French plan to control the mountains[edit]

France tried to control the sea coast and the alluvial plains like Çukurova (Cilicia of the antiquity). But the control of the small settlements on Toros Mountains was difficult. Moreover, because of the nationalistic opposition, which would ultimately end up in Turkish Republic, the Gülek Pass, Cicilian Gates of the antiquity, which is the main pass from Mediterranean coast to Central Anatolia, was under continuous threat from the Turkish nationalists forces (Turkish: Kuva-yi Milliye). A battalion under Major Mesnil was commissioned for the task of securing French presence around Gülek Pass. The headquarters of the battalion was in the village of Pozantı, now a district center, and a small hospital in the nearby village of Belemedik was established under the supervision of Mesnil’s wife.[4] Mesmil’s assistant was Georges Journois, who would fight against Germany as a brigadier general in the Second World War. Mesnil also had a group of guides, who were actually local Armenians. However, in the spring of 1920, Turkish nationalists began controlling the railroad from Pozantı to the south, and Pozantı was effectively blocked from Çukurova.

The clash[edit]

After receiving approval from General Duffieux through messages dropped by warplanes, local commander Mesnil decided to evacuate Pozantı, and to return to French lines by a surprise retreat during the night of the 26–27 May. According to official reports, the unit consisted of 9 officers, 696 soldiers, 4 cavalrymen, 19 wounded officers and soldiers, 44 civilian Greeks and Armenians as well as 39 Turkish prisoners of war. Mesnil also left some wounded soldiers back with a letter written to Turkish commanders asking for fair treatment for them.[5] However, the villagers from the village of Yaylaçukuru, now called Gülek, sighted the battalion and they informed Kemal Bey, later Kemal Ekin, the local militia chief of Kuvai Milliye. Kemal Bey with some members of Aydınlı tribe and villagers waited for the battalion in ambush. They had taken up positions on the two opposite sides of the valley called Karboğazı. The French had the advantage in numbers and superior artillery, but the nationalists had the advantage of cover. Early on 27 May, the shootings began from both sides of the valley. French soldiers tried to escape to open space towards Pozantı. But they ran into a third group of nationalists. Towards the evening, after heavy casualties, the battalion surrendered. They were led to Yaylaçukuru, where they signed the protocol of surrender with Lieutenant Hasan, later Hasan Akıncı, nicknamed Kara Afet.[2] The prisoners of war received bulgur, a cereal food, with meat and ayran, a cold yogurt beverage.[2] They were held captive until 25 September 1921.

POW and other casualties[edit]

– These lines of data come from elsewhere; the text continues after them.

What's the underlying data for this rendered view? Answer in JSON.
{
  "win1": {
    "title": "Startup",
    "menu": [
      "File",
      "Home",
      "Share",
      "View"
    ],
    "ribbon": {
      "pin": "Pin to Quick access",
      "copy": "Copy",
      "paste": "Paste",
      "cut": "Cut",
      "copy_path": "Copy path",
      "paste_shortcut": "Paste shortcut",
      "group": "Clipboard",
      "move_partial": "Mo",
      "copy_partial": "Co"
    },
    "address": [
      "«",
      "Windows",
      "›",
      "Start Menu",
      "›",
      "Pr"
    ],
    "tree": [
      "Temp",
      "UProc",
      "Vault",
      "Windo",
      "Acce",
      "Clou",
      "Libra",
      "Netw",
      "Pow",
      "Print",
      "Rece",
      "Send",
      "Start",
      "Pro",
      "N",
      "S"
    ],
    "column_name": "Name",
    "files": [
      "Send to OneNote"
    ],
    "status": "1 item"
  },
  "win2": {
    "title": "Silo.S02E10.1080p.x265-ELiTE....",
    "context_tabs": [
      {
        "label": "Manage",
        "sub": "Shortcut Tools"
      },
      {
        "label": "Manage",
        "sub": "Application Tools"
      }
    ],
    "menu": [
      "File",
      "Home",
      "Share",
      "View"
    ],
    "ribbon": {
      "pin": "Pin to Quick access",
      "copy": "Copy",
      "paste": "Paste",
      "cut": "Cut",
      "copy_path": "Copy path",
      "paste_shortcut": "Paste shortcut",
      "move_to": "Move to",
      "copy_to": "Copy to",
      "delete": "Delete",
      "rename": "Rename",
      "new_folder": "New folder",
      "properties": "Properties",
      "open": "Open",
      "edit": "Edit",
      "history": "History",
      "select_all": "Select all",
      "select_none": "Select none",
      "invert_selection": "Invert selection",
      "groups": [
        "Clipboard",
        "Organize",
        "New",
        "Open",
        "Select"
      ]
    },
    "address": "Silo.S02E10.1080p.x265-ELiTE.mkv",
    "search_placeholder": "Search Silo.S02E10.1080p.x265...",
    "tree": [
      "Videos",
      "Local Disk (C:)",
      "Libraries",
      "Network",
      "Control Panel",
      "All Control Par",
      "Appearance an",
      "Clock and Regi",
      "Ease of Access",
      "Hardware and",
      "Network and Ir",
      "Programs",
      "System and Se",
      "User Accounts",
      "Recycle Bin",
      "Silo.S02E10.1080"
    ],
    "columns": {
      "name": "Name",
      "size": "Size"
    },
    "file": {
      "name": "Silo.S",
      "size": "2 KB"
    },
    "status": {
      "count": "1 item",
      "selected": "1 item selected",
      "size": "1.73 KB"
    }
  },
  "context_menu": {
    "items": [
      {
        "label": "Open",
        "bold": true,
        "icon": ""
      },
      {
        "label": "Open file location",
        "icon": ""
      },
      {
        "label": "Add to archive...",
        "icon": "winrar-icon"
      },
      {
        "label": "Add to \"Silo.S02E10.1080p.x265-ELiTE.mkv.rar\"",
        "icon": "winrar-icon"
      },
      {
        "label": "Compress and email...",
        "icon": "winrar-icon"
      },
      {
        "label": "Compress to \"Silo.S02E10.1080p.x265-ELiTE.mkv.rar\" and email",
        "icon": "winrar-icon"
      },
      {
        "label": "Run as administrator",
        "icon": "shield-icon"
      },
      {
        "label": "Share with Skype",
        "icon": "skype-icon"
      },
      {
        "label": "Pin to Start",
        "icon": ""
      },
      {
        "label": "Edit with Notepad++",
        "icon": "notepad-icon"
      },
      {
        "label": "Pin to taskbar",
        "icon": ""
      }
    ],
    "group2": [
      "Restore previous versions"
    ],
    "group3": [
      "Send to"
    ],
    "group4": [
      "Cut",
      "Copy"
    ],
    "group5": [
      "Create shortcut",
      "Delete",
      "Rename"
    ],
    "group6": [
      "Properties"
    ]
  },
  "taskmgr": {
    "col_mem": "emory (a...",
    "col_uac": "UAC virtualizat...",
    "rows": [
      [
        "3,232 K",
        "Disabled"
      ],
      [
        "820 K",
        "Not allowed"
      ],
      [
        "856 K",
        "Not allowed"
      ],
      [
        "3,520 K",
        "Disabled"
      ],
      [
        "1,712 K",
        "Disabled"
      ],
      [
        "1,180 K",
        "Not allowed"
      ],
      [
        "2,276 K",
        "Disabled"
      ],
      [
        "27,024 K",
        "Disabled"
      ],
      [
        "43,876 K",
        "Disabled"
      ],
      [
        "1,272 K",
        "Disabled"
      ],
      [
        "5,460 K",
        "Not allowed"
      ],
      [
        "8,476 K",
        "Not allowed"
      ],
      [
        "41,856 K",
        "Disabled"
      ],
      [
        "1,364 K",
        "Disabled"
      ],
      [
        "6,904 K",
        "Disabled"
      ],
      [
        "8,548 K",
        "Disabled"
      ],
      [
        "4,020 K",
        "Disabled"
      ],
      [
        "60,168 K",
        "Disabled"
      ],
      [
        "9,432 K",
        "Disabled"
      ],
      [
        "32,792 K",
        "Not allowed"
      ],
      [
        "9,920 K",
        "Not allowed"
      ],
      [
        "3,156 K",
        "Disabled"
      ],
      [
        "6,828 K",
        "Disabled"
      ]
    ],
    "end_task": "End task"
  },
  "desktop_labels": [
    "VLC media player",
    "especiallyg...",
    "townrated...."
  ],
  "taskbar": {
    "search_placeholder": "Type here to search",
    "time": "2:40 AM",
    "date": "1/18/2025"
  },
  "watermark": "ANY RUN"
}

The total number of prisoners of war was 530, including Mesnil and Journois. Also 2 cannons, 8 machine guns and more than 90 mules were seized by the nationalists. The death casualty of the French side was heavy. Although a website about the Cilician Campaign veterans [6] gives the number as half the battalion, about 400, this figure seems to be somewhat exaggerative under the light of the figures given above. The exact figure is not known.

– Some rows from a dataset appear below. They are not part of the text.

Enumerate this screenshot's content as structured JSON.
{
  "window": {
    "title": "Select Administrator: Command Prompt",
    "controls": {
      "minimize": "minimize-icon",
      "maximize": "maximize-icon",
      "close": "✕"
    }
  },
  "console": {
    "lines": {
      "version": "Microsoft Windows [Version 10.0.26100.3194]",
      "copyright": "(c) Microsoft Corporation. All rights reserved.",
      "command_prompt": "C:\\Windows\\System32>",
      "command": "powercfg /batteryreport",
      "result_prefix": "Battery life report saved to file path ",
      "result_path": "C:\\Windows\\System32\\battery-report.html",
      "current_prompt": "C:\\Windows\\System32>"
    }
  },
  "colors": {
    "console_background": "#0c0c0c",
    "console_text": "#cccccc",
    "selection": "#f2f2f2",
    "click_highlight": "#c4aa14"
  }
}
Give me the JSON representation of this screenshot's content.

Consequences[edit]

The battle in Karboğazı was relatively small. But it effectively ended French plans to seize Toros Mountains. In 1921, France agreed to withdraw from Turkey by the Cilicia Peace Treaty and Accord of Ankara.

References[edit]

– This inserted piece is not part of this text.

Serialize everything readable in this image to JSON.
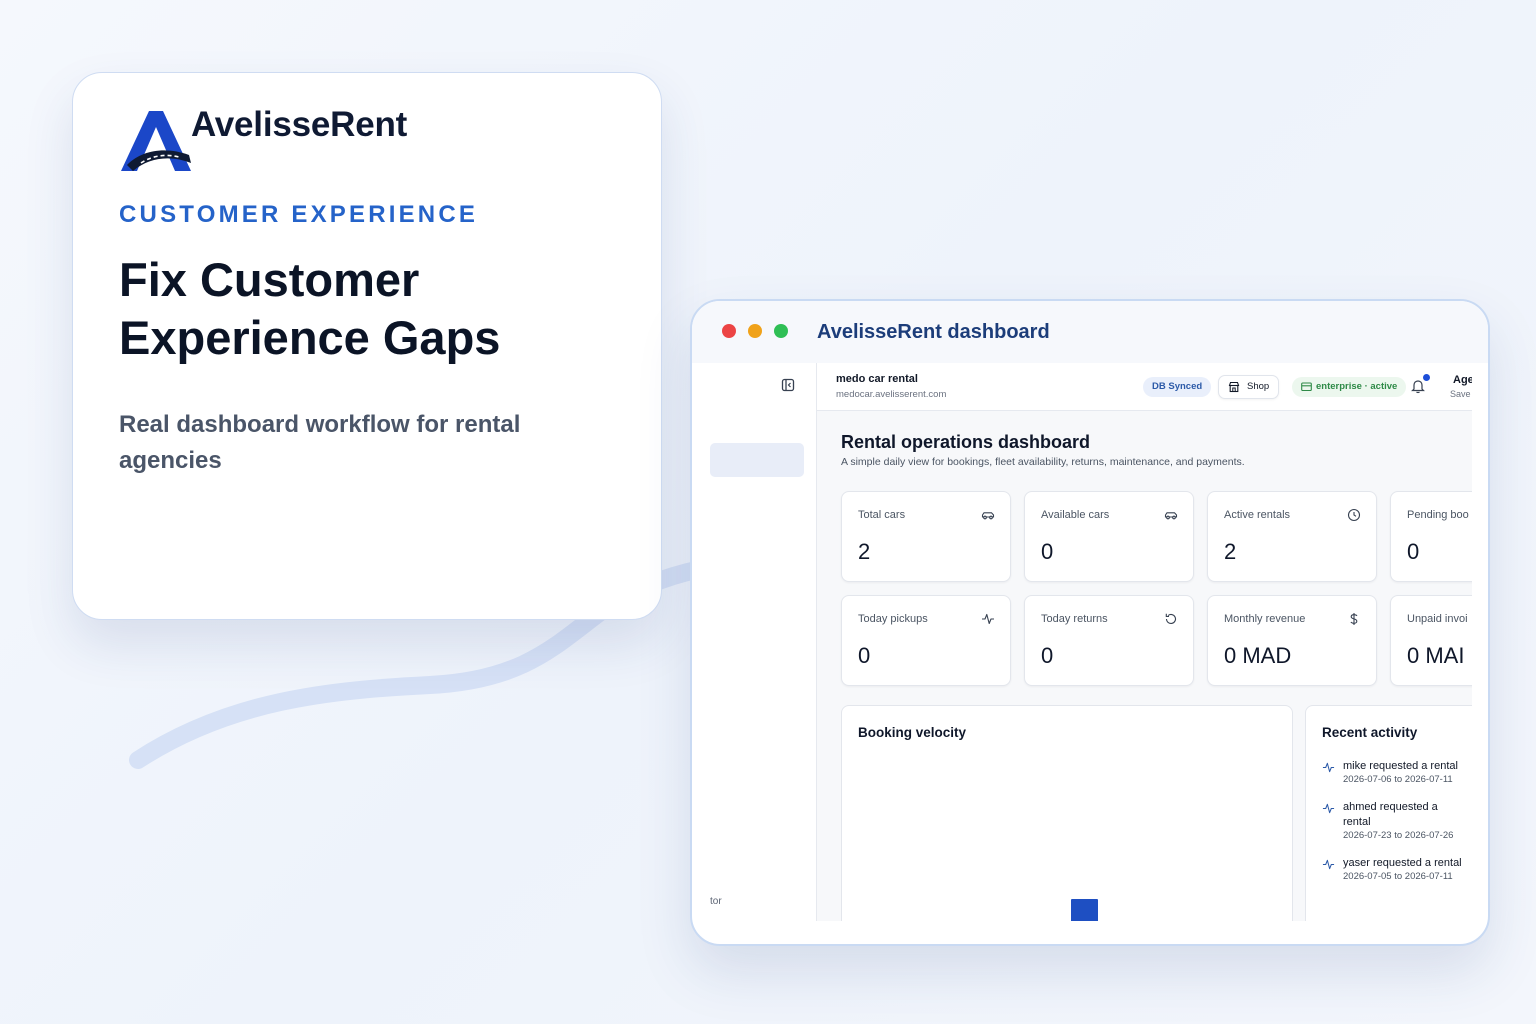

  1. ^ Türk-Fransız mücadelesi: Orta Toros geçitleri, 1915-1921, Süleyman Hatipoğlu, page 83 (Turkish)
  2. ^ a b c d Website of Gülek municipality, Karboğazı Savaşı (Battle of Karboğazı) (Turkish)
  3. ^ State archives (Turkish)
  4. ^ Photos of the operation
  5. ^ A site about Karboğazı by historian Cezmi Yurtseven (Turkish)
  6. ^ A website dedicated about Cicilian campaign of France.